- _MATERIAL FOR THIS EXERCISE_
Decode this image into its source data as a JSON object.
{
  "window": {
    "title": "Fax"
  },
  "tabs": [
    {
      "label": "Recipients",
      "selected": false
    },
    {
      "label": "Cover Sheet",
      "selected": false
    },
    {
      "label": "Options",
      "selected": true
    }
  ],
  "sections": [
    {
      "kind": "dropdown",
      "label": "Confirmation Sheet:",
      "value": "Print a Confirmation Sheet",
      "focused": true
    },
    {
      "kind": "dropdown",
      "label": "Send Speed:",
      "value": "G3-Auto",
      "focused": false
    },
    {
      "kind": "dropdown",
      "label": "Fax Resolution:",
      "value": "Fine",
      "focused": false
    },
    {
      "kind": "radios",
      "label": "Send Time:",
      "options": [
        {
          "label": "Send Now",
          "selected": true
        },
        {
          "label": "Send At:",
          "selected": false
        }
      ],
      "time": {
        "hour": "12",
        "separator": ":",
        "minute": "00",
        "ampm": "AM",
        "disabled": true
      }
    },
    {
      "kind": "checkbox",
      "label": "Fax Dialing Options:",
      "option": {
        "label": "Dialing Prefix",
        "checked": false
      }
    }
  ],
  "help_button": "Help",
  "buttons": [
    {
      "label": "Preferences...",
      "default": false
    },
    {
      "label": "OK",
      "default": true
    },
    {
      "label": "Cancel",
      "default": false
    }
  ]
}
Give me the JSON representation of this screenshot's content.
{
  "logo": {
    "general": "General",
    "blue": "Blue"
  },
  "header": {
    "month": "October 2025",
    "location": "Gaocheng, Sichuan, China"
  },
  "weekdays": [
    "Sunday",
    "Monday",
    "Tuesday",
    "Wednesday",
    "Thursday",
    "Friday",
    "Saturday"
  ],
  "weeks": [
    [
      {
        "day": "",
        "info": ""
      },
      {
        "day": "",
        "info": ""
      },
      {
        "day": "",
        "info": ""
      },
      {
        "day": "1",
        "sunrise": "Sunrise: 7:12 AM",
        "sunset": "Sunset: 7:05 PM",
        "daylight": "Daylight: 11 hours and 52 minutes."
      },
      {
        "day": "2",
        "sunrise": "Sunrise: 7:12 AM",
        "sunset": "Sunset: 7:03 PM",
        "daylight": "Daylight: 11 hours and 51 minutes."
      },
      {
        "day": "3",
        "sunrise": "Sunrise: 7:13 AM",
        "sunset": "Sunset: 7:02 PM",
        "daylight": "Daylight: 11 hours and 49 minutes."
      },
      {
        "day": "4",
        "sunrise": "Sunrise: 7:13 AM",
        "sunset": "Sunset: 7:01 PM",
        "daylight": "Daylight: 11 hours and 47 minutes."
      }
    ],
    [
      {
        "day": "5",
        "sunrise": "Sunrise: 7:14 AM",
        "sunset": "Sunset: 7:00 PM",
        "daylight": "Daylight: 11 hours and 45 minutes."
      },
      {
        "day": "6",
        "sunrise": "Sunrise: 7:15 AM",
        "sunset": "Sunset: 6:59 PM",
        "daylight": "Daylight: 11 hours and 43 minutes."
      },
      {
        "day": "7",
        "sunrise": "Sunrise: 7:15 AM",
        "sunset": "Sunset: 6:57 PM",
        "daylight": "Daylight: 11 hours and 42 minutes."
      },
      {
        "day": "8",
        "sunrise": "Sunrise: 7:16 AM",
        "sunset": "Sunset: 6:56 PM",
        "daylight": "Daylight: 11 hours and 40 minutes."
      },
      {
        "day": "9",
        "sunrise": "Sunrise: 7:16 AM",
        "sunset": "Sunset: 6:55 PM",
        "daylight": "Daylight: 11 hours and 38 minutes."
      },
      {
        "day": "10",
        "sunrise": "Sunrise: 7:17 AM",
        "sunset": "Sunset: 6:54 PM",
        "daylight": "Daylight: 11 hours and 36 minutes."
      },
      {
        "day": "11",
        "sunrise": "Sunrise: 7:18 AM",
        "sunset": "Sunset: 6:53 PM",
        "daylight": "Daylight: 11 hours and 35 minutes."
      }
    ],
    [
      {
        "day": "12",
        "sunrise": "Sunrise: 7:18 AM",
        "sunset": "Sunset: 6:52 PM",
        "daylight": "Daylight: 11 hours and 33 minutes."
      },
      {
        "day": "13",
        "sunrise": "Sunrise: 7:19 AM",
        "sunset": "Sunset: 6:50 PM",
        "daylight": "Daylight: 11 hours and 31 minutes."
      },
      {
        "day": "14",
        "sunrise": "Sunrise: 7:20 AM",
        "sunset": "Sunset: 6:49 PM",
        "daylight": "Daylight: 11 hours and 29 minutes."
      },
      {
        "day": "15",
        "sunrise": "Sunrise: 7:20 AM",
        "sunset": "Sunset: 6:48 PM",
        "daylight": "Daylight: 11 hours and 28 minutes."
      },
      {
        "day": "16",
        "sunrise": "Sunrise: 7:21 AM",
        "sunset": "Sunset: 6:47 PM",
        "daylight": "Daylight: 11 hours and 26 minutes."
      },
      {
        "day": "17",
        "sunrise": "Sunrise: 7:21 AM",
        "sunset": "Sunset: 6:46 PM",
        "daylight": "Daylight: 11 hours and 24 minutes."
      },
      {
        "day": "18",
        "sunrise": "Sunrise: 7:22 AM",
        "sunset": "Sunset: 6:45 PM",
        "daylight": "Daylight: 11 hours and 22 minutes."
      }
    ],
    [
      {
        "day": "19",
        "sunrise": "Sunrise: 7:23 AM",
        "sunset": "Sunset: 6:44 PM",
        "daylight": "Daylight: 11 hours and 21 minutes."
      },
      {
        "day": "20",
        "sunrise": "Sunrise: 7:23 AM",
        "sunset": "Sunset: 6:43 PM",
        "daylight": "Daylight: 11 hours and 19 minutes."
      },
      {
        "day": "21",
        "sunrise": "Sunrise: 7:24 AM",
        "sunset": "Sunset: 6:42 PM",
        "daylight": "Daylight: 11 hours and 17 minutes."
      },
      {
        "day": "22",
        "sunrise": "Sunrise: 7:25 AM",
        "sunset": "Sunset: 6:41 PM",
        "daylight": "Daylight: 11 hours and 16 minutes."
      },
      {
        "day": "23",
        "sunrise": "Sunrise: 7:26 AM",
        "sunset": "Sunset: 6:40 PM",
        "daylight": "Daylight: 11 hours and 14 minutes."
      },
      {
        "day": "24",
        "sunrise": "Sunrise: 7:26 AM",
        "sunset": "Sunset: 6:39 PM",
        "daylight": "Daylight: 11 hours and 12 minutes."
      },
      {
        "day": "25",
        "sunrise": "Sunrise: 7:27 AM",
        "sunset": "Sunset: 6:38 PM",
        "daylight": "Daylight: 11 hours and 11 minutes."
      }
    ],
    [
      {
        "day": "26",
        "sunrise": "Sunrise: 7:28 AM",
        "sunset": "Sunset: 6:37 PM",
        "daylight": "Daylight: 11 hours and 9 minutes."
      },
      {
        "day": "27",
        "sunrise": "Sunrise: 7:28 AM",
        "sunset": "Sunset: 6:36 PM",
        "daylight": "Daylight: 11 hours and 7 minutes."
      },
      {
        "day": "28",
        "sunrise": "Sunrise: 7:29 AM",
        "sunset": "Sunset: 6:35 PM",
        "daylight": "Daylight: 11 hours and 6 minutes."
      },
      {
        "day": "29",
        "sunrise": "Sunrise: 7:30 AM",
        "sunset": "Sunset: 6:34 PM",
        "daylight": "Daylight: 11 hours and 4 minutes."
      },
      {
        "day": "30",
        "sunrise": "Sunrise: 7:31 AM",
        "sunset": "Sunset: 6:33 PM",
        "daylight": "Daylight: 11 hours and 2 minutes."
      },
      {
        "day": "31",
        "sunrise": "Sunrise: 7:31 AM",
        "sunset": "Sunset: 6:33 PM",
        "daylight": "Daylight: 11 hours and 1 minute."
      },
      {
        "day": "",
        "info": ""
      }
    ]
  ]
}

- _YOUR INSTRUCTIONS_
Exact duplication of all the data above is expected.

- _SOLUTION TO THE EXERCISE_
Decode this image into its source data as a JSON object.
{
  "window": {
    "title": "Fax"
  },
  "tabs": [
    {
      "label": "Recipients",
      "selected": false
    },
    {
      "label": "Cover Sheet",
      "selected": false
    },
    {
      "label": "Options",
      "selected": true
    }
  ],
  "sections": [
    {
      "kind": "dropdown",
      "label": "Confirmation Sheet:",
      "value": "Print a Confirmation Sheet",
      "focused": true
    },
    {
      "kind": "dropdown",
      "label": "Send Speed:",
      "value": "G3-Auto",
      "focused": false
    },
    {
      "kind": "dropdown",
      "label": "Fax Resolution:",
      "value": "Fine",
      "focused": false
    },
    {
      "kind": "radios",
      "label": "Send Time:",
      "options": [
        {
          "label": "Send Now",
          "selected": true
        },
        {
          "label": "Send At:",
          "selected": false
        }
      ],
      "time": {
        "hour": "12",
        "separator": ":",
        "minute": "00",
        "ampm": "AM",
        "disabled": true
      }
    },
    {
      "kind": "checkbox",
      "label": "Fax Dialing Options:",
      "option": {
        "label": "Dialing Prefix",
        "checked": false
      }
    }
  ],
  "help_button": "Help",
  "buttons": [
    {
      "label": "Preferences...",
      "default": false
    },
    {
      "label": "OK",
      "default": true
    },
    {
      "label": "Cancel",
      "default": false
    }
  ]
}
Give me the JSON representation of this screenshot's content.
{
  "logo": {
    "general": "General",
    "blue": "Blue"
  },
  "header": {
    "month": "October 2025",
    "location": "Gaocheng, Sichuan, China"
  },
  "weekdays": [
    "Sunday",
    "Monday",
    "Tuesday",
    "Wednesday",
    "Thursday",
    "Friday",
    "Saturday"
  ],
  "weeks": [
    [
      {
        "day": "",
        "info": ""
      },
      {
        "day": "",
        "info": ""
      },
      {
        "day": "",
        "info": ""
      },
      {
        "day": "1",
        "sunrise": "Sunrise: 7:12 AM",
        "sunset": "Sunset: 7:05 PM",
        "daylight": "Daylight: 11 hours and 52 minutes."
      },
      {
        "day": "2",
        "sunrise": "Sunrise: 7:12 AM",
        "sunset": "Sunset: 7:03 PM",
        "daylight": "Daylight: 11 hours and 51 minutes."
      },
      {
        "day": "3",
        "sunrise": "Sunrise: 7:13 AM",
        "sunset": "Sunset: 7:02 PM",
        "daylight": "Daylight: 11 hours and 49 minutes."
      },
      {
        "day": "4",
        "sunrise": "Sunrise: 7:13 AM",
        "sunset": "Sunset: 7:01 PM",
        "daylight": "Daylight: 11 hours and 47 minutes."
      }
    ],
    [
      {
        "day": "5",
        "sunrise": "Sunrise: 7:14 AM",
        "sunset": "Sunset: 7:00 PM",
        "daylight": "Daylight: 11 hours and 45 minutes."
      },
      {
        "day": "6",
        "sunrise": "Sunrise: 7:15 AM",
        "sunset": "Sunset: 6:59 PM",
        "daylight": "Daylight: 11 hours and 43 minutes."
      },
      {
        "day": "7",
        "sunrise": "Sunrise: 7:15 AM",
        "sunset": "Sunset: 6:57 PM",
        "daylight": "Daylight: 11 hours and 42 minutes."
      },
      {
        "day": "8",
        "sunrise": "Sunrise: 7:16 AM",
        "sunset": "Sunset: 6:56 PM",
        "daylight": "Daylight: 11 hours and 40 minutes."
      },
      {
        "day": "9",
        "sunrise": "Sunrise: 7:16 AM",
        "sunset": "Sunset: 6:55 PM",
        "daylight": "Daylight: 11 hours and 38 minutes."
      },
      {
        "day": "10",
        "sunrise": "Sunrise: 7:17 AM",
        "sunset": "Sunset: 6:54 PM",
        "daylight": "Daylight: 11 hours and 36 minutes."
      },
      {
        "day": "11",
        "sunrise": "Sunrise: 7:18 AM",
        "sunset": "Sunset: 6:53 PM",
        "daylight": "Daylight: 11 hours and 35 minutes."
      }
    ],
    [
      {
        "day": "12",
        "sunrise": "Sunrise: 7:18 AM",
        "sunset": "Sunset: 6:52 PM",
        "daylight": "Daylight: 11 hours and 33 minutes."
      },
      {
        "day": "13",
        "sunrise": "Sunrise: 7:19 AM",
        "sunset": "Sunset: 6:50 PM",
        "daylight": "Daylight: 11 hours and 31 minutes."
      },
      {
        "day": "14",
        "sunrise": "Sunrise: 7:20 AM",
        "sunset": "Sunset: 6:49 PM",
        "daylight": "Daylight: 11 hours and 29 minutes."
      },
      {
        "day": "15",
        "sunrise": "Sunrise: 7:20 AM",
        "sunset": "Sunset: 6:48 PM",
        "daylight": "Daylight: 11 hours and 28 minutes."
      },
      {
        "day": "16",
        "sunrise": "Sunrise: 7:21 AM",
        "sunset": "Sunset: 6:47 PM",
        "daylight": "Daylight: 11 hours and 26 minutes."
      },
      {
        "day": "17",
        "sunrise": "Sunrise: 7:21 AM",
        "sunset": "Sunset: 6:46 PM",
        "daylight": "Daylight: 11 hours and 24 minutes."
      },
      {
        "day": "18",
        "sunrise": "Sunrise: 7:22 AM",
        "sunset": "Sunset: 6:45 PM",
        "daylight": "Daylight: 11 hours and 22 minutes."
      }
    ],
    [
      {
        "day": "19",
        "sunrise": "Sunrise: 7:23 AM",
        "sunset": "Sunset: 6:44 PM",
        "daylight": "Daylight: 11 hours and 21 minutes."
      },
      {
        "day": "20",
        "sunrise": "Sunrise: 7:23 AM",
        "sunset": "Sunset: 6:43 PM",
        "daylight": "Daylight: 11 hours and 19 minutes."
      },
      {
        "day": "21",
        "sunrise": "Sunrise: 7:24 AM",
        "sunset": "Sunset: 6:42 PM",
        "daylight": "Daylight: 11 hours and 17 minutes."
      },
      {
        "day": "22",
        "sunrise": "Sunrise: 7:25 AM",
        "sunset": "Sunset: 6:41 PM",
        "daylight": "Daylight: 11 hours and 16 minutes."
      },
      {
        "day": "23",
        "sunrise": "Sunrise: 7:26 AM",
        "sunset": "Sunset: 6:40 PM",
        "daylight": "Daylight: 11 hours and 14 minutes."
      },
      {
        "day": "24",
        "sunrise": "Sunrise: 7:26 AM",
        "sunset": "Sunset: 6:39 PM",
        "daylight": "Daylight: 11 hours and 12 minutes."
      },
      {
        "day": "25",
        "sunrise": "Sunrise: 7:27 AM",
        "sunset": "Sunset: 6:38 PM",
        "daylight": "Daylight: 11 hours and 11 minutes."
      }
    ],
    [
      {
        "day": "26",
        "sunrise": "Sunrise: 7:28 AM",
        "sunset": "Sunset: 6:37 PM",
        "daylight": "Daylight: 11 hours and 9 minutes."
      },
      {
        "day": "27",
        "sunrise": "Sunrise: 7:28 AM",
        "sunset": "Sunset: 6:36 PM",
        "daylight": "Daylight: 11 hours and 7 minutes."
      },
      {
        "day": "28",
        "sunrise": "Sunrise: 7:29 AM",
        "sunset": "Sunset: 6:35 PM",
        "daylight": "Daylight: 11 hours and 6 minutes."
      },
      {
        "day": "29",
        "sunrise": "Sunrise: 7:30 AM",
        "sunset": "Sunset: 6:34 PM",
        "daylight": "Daylight: 11 hours and 4 minutes."
      },
      {
        "day": "30",
        "sunrise": "Sunrise: 7:31 AM",
        "sunset": "Sunset: 6:33 PM",
        "daylight": "Daylight: 11 hours and 2 minutes."
      },
      {
        "day": "31",
        "sunrise": "Sunrise: 7:31 AM",
        "sunset": "Sunset: 6:33 PM",
        "daylight": "Daylight: 11 hours and 1 minute."
      },
      {
        "day": "",
        "info": ""
      }
    ]
  ]
}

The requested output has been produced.